NHS statistics released this week documented that eating disorders in men have increased by 70% in the UK, finding that these illnesses are rising at the same rate in young men as they are in young women. The media has been inundated with headlines discussing this rise in male eating disorders pointing towards causes such as social media and rise of body image pressures on men and boys within modern society as a way to understand this phenomenon. While there is no doubt that such issues may have an influence on such a sharp rise in men experiencing such illnesses, male eating disorders are not a new phenomenon, simply one that has been “underdiagnosed, undertreated, and misunderstood” (Strother, Lemberg & Tuberville, 2012). A study in 2007 estimated that up to 25% of individuals with eating disorders were male, with underdiagnoses being debated due to the low number of men within services.
Research into the reasons why people develop these illnesses have developed steadily in recent years with evidence suggesting that the similarities outweigh the differences between genders with regards to the core features and psychology of eating disorders. With treatment outcomes reported as equally successful for men as for women, Dr Una Foye asks the question remains why this “sudden” increase?
The 2013 release of the DSM 5 (that sets how mental health disorders are diagnosed by doctors), resulted in momentous change for eating disorders. For example when amenorrhea (loss of monthly periods) was removed as a necessary criteria for doctors to diagnose anorexia, this made diagnosis of anorexia in men a possibility. Changes like this have created significant waves in the area to give a voice to a topic that has been previously overlooked in both research and policy. We now can see traditionally female focused work such as eating disorder prevention programmes being targeted to support young men and body image issues. More attention has also been paid to fully understanding how the symptoms of these illnesses might look different for men, e.g. muscle dysmorphia (a preoccupation with not being sufficiently muscular or lean (when this is not the case).
The advocacy and awareness work of Eating Disorders charities such as Men Get Eating Disorders Too, B-eat and The Laurence Trust in the UK, seems to have contributed to a change in the narrative of these illnesses moving from socially seeing them as “a women’s illness” towards being seen as a mental health problem that can affect anyone. No longer are stories of thin, white girls being the only image of eating disorders in the media. Instead, the spectrum of genders, diagnoses and ethnicities that are affected by these illnesses are being represented. This allows us to break down myths and create awareness of all people affected by eating disorders in order to allow us to connect with an image and truth that applies to ourselves, thus making it more acceptable. Films such as the recently released ‘To The Bone’ or stories seen in magazines often place a focus on the traditional image of eating disorders being young, white, middle class girls with anorexia, making the awareness less acceptable to anyone who doesn’t fit that mould. However, reading experiences such as Dave Chawner’s in the Guardian article, Nigel Owens in the recent BBC documentary or Zayn Malik’s openness of his personal experience might help to reflect how men are experiencing these problems and to trigger that thought that maybe men can get eating disorders too.

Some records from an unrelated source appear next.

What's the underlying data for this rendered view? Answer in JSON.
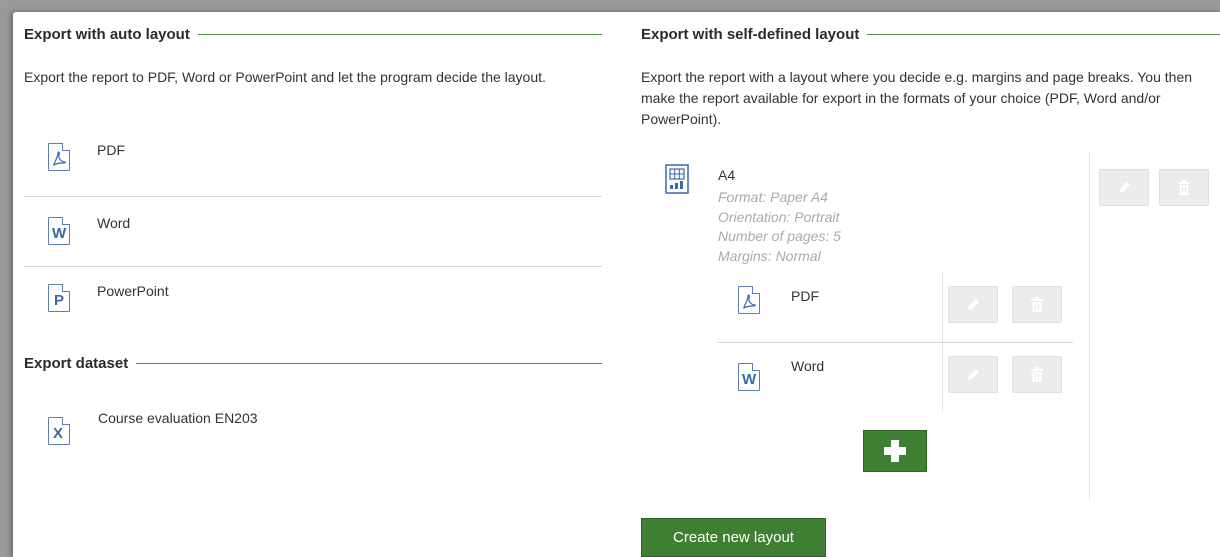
{
  "auto_layout": {
    "title": "Export with auto layout",
    "description": "Export the report to PDF, Word or PowerPoint and let the program decide the layout.",
    "items": [
      {
        "label": "PDF",
        "icon": "pdf-file-icon"
      },
      {
        "label": "Word",
        "icon": "word-file-icon"
      },
      {
        "label": "PowerPoint",
        "icon": "powerpoint-file-icon"
      }
    ]
  },
  "dataset": {
    "title": "Export dataset",
    "items": [
      {
        "label": "Course evaluation EN203",
        "icon": "excel-file-icon"
      }
    ]
  },
  "self_layout": {
    "title": "Export with self-defined layout",
    "description": "Export the report with a layout where you decide e.g. margins and page breaks. You then make the report available for export in the formats of your choice (PDF, Word and/or PowerPoint).",
    "layout": {
      "name": "A4",
      "format": "Format: Paper A4",
      "orientation": "Orientation: Portrait",
      "pages": "Number of pages: 5",
      "margins": "Margins: Normal",
      "formats": [
        {
          "label": "PDF",
          "icon": "pdf-file-icon"
        },
        {
          "label": "Word",
          "icon": "word-file-icon"
        }
      ]
    },
    "create_button": "Create new layout"
  },
  "colors": {
    "accent": "#3f7f32",
    "rule": "#4e8a3e",
    "icon": "#3a68a8",
    "muted": "#aaaaaa"
  }
}
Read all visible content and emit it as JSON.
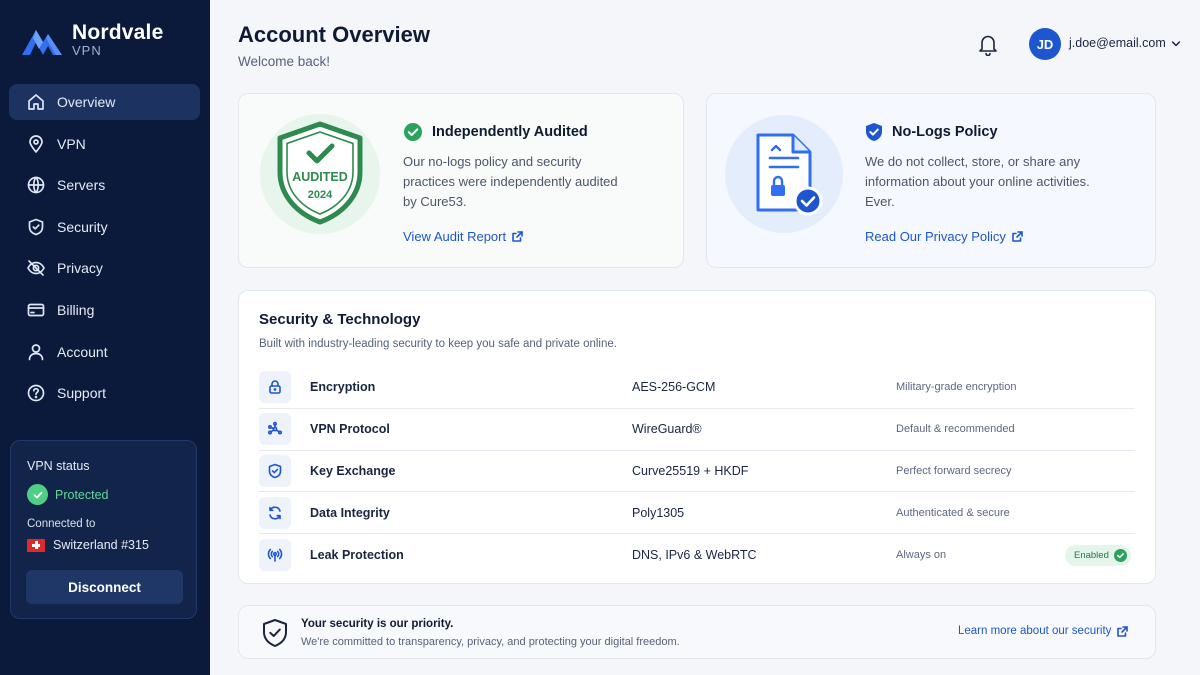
{
  "brand": {
    "name": "Nordvale",
    "sub": "VPN"
  },
  "sidebar": {
    "items": [
      {
        "label": "Overview",
        "icon": "home-icon",
        "active": true
      },
      {
        "label": "VPN",
        "icon": "location-pin-icon"
      },
      {
        "label": "Servers",
        "icon": "globe-icon"
      },
      {
        "label": "Security",
        "icon": "shield-icon"
      },
      {
        "label": "Privacy",
        "icon": "eye-off-icon"
      },
      {
        "label": "Billing",
        "icon": "credit-card-icon"
      },
      {
        "label": "Account",
        "icon": "user-icon"
      },
      {
        "label": "Support",
        "icon": "help-circle-icon"
      }
    ],
    "status": {
      "title": "VPN status",
      "state": "Protected",
      "connected_label": "Connected to",
      "server": "Switzerland #315",
      "disconnect_label": "Disconnect"
    }
  },
  "header": {
    "title": "Account Overview",
    "subtitle": "Welcome back!",
    "avatar_initials": "JD",
    "user_email": "j.doe@email.com"
  },
  "audit_card": {
    "badge_text": "AUDITED",
    "badge_year": "2024",
    "title": "Independently Audited",
    "body_lines": [
      "Our no-logs policy and security",
      "practices were independently audited",
      "by Cure53."
    ],
    "link": "View Audit Report"
  },
  "logs_card": {
    "title": "No-Logs Policy",
    "body_lines": [
      "We do not collect, store, or share any",
      "information about your online activities.",
      "Ever."
    ],
    "link": "Read Our Privacy Policy"
  },
  "security": {
    "title": "Security & Technology",
    "subtitle": "Built with industry-leading security to keep you safe and private online.",
    "rows": [
      {
        "name": "Encryption",
        "value": "AES-256-GCM",
        "note": "Military-grade encryption",
        "icon": "lock-icon"
      },
      {
        "name": "VPN Protocol",
        "value": "WireGuard®",
        "note": "Default & recommended",
        "icon": "network-icon"
      },
      {
        "name": "Key Exchange",
        "value": "Curve25519 + HKDF",
        "note": "Perfect forward secrecy",
        "icon": "shield-check-icon"
      },
      {
        "name": "Data Integrity",
        "value": "Poly1305",
        "note": "Authenticated & secure",
        "icon": "refresh-icon"
      },
      {
        "name": "Leak Protection",
        "value": "DNS, IPv6 & WebRTC",
        "note": "Always on",
        "icon": "signal-icon",
        "pill": "Enabled"
      }
    ]
  },
  "footer": {
    "title": "Your security is our priority.",
    "subtitle": "We're committed to transparency, privacy, and protecting your digital freedom.",
    "link": "Learn more about our security"
  },
  "colors": {
    "sidebar_bg": "#0b1a3a",
    "accent": "#1d56cf",
    "success": "#2aa35c",
    "audit_green": "#2e8a4e"
  }
}
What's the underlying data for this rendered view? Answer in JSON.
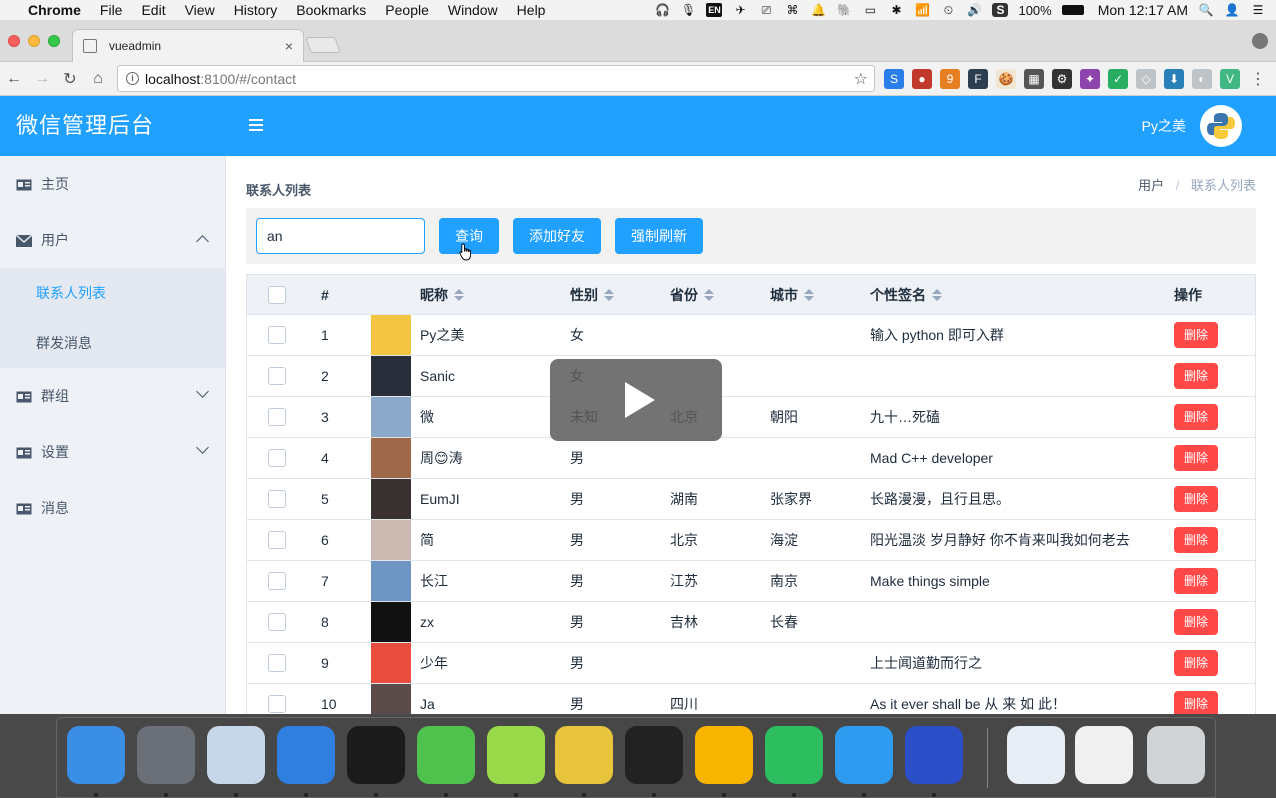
{
  "menubar": {
    "apple": "",
    "items": [
      "Chrome",
      "File",
      "Edit",
      "View",
      "History",
      "Bookmarks",
      "People",
      "Window",
      "Help"
    ],
    "tray": [
      "🎧",
      "🎙",
      "EN",
      "✈",
      "⎚",
      "⌘",
      "🔔",
      "🐘",
      "▭",
      "✱",
      "📶",
      "⏲",
      "🔊",
      "S"
    ],
    "battery": "100%",
    "clock": "Mon 12:17 AM",
    "search_glyph": "🔍",
    "user_glyph": "👤",
    "list_glyph": "☰"
  },
  "browser": {
    "tab_title": "vueadmin",
    "tab_close": "×",
    "url_host": "localhost",
    "url_rest": ":8100/#/contact",
    "info_glyph": "i",
    "star_glyph": "☆",
    "back_glyph": "←",
    "forward_glyph": "→",
    "reload_glyph": "↻",
    "home_glyph": "⌂",
    "menu_glyph": "⋮",
    "extensions": [
      {
        "glyph": "S",
        "color": "#2b7de9"
      },
      {
        "glyph": "●",
        "color": "#c0392b"
      },
      {
        "glyph": "9",
        "color": "#e67e22"
      },
      {
        "glyph": "F",
        "color": "#2c3e50"
      },
      {
        "glyph": "🍪",
        "color": "#f0e6d2"
      },
      {
        "glyph": "▦",
        "color": "#555555"
      },
      {
        "glyph": "⚙",
        "color": "#333333"
      },
      {
        "glyph": "✦",
        "color": "#8e44ad"
      },
      {
        "glyph": "✓",
        "color": "#27ae60"
      },
      {
        "glyph": "◇",
        "color": "#bdc3c7"
      },
      {
        "glyph": "⬇",
        "color": "#2980b9"
      },
      {
        "glyph": "◐",
        "color": "#bdc3c7"
      },
      {
        "glyph": "V",
        "color": "#41b883"
      }
    ]
  },
  "app": {
    "logo": "微信管理后台",
    "username": "Py之美",
    "sidebar": {
      "home": "主页",
      "users": "用户",
      "users_sub": [
        "联系人列表",
        "群发消息"
      ],
      "groups": "群组",
      "settings": "设置",
      "messages": "消息"
    },
    "page_title": "联系人列表",
    "breadcrumb": {
      "parent": "用户",
      "sep": "/",
      "current": "联系人列表"
    },
    "filter": {
      "search_value": "an",
      "query_label": "查询",
      "add_label": "添加好友",
      "refresh_label": "强制刷新"
    },
    "table": {
      "headers": {
        "idx": "#",
        "name": "昵称",
        "sex": "性别",
        "province": "省份",
        "city": "城市",
        "signature": "个性签名",
        "op": "操作"
      },
      "delete_label": "删除",
      "rows": [
        {
          "idx": "1",
          "name": "Py之美",
          "sex": "女",
          "province": "",
          "city": "",
          "signature": "输入 python 即可入群",
          "thumb": "#f4c542"
        },
        {
          "idx": "2",
          "name": "Sanic",
          "sex": "女",
          "province": "",
          "city": "",
          "signature": "",
          "thumb": "#2a2d3a"
        },
        {
          "idx": "3",
          "name": "微",
          "sex": "未知",
          "province": "北京",
          "city": "朝阳",
          "signature": "九十…死磕",
          "thumb": "#8da9c9"
        },
        {
          "idx": "4",
          "name": "周😊涛",
          "sex": "男",
          "province": "",
          "city": "",
          "signature": "Mad C++ developer",
          "thumb": "#a0684a"
        },
        {
          "idx": "5",
          "name": "EumJI",
          "sex": "男",
          "province": "湖南",
          "city": "张家界",
          "signature": "长路漫漫，且行且思。",
          "thumb": "#3a3230"
        },
        {
          "idx": "6",
          "name": "简",
          "sex": "男",
          "province": "北京",
          "city": "海淀",
          "signature": "阳光温淡 岁月静好 你不肯来叫我如何老去",
          "thumb": "#c9b9b0"
        },
        {
          "idx": "7",
          "name": "长江",
          "sex": "男",
          "province": "江苏",
          "city": "南京",
          "signature": "Make things simple",
          "thumb": "#6f95c4"
        },
        {
          "idx": "8",
          "name": "zx",
          "sex": "男",
          "province": "吉林",
          "city": "长春",
          "signature": "",
          "thumb": "#111111"
        },
        {
          "idx": "9",
          "name": "少年",
          "sex": "男",
          "province": "",
          "city": "",
          "signature": "上士闻道勤而行之",
          "thumb": "#e84d3d"
        },
        {
          "idx": "10",
          "name": "Ja",
          "sex": "男",
          "province": "四川",
          "city": "",
          "signature": "As it ever shall be 从 来 如 此！",
          "thumb": "#5b4b4b"
        }
      ]
    }
  },
  "dock": {
    "apps": [
      {
        "name": "finder",
        "color": "#3a8ee6"
      },
      {
        "name": "launchpad",
        "color": "#6b6f78"
      },
      {
        "name": "mail",
        "color": "#c7d7ea"
      },
      {
        "name": "quicktime",
        "color": "#2f7fe0"
      },
      {
        "name": "qq",
        "color": "#1b1b1b"
      },
      {
        "name": "wechat",
        "color": "#4ec24d"
      },
      {
        "name": "lime",
        "color": "#9ad94a"
      },
      {
        "name": "chrome",
        "color": "#e8c33c"
      },
      {
        "name": "terminal",
        "color": "#222222"
      },
      {
        "name": "sketch",
        "color": "#f7b500"
      },
      {
        "name": "evernote",
        "color": "#2dbe60"
      },
      {
        "name": "safari",
        "color": "#2d9cf0"
      },
      {
        "name": "screenflow",
        "color": "#2b4ec9"
      },
      {
        "name": "doc-preview-1",
        "color": "#e8eef5"
      },
      {
        "name": "doc-preview-2",
        "color": "#f0f0f0"
      },
      {
        "name": "trash",
        "color": "#cfd3d6"
      }
    ]
  }
}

As Dave says “I’m often asked ‘what’s it like being a man with anorexia?’ and I always reply ‘I’ve never been a woman with anorexia so I wouldn’t know the difference’”.